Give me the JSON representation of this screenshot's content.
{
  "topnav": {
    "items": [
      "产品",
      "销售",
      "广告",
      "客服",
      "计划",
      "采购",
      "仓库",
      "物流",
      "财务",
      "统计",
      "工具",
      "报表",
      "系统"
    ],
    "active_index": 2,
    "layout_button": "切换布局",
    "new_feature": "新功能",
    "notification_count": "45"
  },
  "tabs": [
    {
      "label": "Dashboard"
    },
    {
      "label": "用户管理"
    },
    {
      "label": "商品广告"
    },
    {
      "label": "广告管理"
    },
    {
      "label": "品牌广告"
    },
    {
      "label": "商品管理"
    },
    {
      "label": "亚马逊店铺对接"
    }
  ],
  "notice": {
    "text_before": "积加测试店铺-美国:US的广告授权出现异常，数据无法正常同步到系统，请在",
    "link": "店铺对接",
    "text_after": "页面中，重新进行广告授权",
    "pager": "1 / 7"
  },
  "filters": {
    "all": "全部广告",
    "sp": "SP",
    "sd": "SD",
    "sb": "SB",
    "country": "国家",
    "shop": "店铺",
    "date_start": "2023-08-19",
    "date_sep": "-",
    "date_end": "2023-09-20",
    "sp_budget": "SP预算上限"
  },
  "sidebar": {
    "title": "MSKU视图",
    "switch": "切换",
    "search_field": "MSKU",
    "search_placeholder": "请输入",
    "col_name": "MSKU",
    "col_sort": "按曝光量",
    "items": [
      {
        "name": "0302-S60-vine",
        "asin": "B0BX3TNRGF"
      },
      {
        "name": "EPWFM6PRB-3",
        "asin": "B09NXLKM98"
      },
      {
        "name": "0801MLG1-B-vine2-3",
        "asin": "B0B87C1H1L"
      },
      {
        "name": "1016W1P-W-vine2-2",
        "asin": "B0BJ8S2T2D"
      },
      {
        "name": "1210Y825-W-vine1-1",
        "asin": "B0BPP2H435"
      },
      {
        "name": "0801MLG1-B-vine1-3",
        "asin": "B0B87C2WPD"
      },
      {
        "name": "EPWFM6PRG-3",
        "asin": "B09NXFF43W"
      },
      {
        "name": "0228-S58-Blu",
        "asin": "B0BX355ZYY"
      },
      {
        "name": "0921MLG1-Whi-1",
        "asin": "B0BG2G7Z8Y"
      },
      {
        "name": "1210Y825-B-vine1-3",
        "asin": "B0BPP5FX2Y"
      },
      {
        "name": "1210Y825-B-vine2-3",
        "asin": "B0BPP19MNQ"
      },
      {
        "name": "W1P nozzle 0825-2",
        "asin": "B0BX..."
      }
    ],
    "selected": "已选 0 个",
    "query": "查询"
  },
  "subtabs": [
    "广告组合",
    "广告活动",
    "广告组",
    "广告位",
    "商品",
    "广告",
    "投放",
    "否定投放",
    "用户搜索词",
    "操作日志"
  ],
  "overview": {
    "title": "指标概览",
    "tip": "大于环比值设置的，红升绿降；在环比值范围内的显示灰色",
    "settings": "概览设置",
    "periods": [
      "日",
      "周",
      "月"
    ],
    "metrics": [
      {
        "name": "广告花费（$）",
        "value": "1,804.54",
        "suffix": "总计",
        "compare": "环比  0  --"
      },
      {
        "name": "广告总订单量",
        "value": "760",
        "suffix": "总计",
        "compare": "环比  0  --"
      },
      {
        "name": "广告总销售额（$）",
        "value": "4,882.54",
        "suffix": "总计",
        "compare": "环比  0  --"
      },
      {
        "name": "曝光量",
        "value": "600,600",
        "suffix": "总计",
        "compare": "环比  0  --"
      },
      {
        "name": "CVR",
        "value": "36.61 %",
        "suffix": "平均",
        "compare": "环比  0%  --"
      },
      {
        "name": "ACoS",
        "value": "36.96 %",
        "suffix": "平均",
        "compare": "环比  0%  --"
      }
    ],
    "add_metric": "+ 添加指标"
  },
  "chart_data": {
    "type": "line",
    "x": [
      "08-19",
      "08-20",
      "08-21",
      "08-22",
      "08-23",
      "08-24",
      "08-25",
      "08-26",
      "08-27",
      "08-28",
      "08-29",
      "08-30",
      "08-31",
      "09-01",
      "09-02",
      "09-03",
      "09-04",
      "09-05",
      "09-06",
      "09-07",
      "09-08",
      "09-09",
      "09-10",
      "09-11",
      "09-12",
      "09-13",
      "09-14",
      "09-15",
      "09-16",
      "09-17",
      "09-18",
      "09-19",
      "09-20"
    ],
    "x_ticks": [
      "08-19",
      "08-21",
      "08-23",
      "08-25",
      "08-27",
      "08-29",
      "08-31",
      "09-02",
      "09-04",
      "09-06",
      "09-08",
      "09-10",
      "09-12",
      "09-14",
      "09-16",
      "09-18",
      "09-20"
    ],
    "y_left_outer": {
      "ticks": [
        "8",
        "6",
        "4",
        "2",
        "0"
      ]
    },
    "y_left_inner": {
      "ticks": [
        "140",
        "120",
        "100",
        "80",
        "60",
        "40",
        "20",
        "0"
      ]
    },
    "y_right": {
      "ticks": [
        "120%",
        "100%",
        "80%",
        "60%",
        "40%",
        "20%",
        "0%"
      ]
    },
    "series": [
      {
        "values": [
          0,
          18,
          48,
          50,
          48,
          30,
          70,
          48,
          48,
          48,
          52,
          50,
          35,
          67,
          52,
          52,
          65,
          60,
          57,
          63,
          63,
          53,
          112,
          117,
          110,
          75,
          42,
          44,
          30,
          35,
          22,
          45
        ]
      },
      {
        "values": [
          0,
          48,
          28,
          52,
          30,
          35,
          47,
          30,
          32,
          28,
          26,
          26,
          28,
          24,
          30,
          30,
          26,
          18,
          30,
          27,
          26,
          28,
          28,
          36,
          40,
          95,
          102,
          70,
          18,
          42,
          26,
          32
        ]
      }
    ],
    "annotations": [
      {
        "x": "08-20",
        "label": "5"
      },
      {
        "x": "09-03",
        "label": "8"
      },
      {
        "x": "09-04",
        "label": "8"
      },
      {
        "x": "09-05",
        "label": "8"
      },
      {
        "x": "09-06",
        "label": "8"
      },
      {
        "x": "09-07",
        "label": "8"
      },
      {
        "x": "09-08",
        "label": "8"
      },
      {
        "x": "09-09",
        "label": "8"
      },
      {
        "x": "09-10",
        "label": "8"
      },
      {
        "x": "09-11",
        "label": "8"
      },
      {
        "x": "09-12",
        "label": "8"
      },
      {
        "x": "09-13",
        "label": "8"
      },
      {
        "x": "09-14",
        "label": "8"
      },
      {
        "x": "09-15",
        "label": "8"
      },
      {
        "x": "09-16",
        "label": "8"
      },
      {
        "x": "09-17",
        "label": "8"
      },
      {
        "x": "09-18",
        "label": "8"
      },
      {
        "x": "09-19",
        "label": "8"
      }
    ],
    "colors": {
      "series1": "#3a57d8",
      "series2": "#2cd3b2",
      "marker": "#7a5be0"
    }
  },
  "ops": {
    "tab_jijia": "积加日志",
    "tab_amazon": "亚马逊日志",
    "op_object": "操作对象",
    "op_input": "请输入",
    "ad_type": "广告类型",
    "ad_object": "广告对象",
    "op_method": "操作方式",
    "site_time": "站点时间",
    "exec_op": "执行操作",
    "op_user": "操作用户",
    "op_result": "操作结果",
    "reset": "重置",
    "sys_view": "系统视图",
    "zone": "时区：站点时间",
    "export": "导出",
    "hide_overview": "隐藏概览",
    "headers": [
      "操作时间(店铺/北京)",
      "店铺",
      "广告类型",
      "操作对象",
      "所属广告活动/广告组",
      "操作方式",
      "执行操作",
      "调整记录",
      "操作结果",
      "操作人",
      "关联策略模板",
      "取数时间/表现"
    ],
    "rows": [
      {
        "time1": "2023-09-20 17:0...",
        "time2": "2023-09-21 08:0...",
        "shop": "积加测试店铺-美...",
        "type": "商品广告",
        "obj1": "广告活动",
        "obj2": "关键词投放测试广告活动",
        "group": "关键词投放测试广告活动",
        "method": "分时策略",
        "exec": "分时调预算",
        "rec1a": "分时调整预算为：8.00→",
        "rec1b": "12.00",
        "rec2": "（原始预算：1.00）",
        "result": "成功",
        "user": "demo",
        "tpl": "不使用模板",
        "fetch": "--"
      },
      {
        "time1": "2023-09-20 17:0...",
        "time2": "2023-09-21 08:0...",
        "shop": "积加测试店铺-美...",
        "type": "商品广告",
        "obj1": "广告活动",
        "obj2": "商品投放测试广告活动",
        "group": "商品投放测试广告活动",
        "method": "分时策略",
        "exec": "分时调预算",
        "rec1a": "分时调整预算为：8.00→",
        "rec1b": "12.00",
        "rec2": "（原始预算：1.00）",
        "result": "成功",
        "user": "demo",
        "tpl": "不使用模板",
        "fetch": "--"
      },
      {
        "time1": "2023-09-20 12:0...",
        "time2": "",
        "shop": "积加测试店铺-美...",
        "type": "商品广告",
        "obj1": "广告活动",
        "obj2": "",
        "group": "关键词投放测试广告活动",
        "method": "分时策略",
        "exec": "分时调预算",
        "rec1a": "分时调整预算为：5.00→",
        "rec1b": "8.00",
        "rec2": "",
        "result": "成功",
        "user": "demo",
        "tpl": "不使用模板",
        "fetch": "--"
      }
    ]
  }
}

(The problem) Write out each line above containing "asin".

(Written solution)
        "asin": "B0BX3TNRGF"
        "asin": "B09NXLKM98"
        "asin": "B0B87C1H1L"
        "asin": "B0BJ8S2T2D"
        "asin": "B0BPP2H435"
        "asin": "B0B87C2WPD"
        "asin": "B09NXFF43W"
        "asin": "B0BX355ZYY"
        "asin": "B0BG2G7Z8Y"
        "asin": "B0BPP5FX2Y"
        "asin": "B0BPP19MNQ"
        "asin": "B0BX..."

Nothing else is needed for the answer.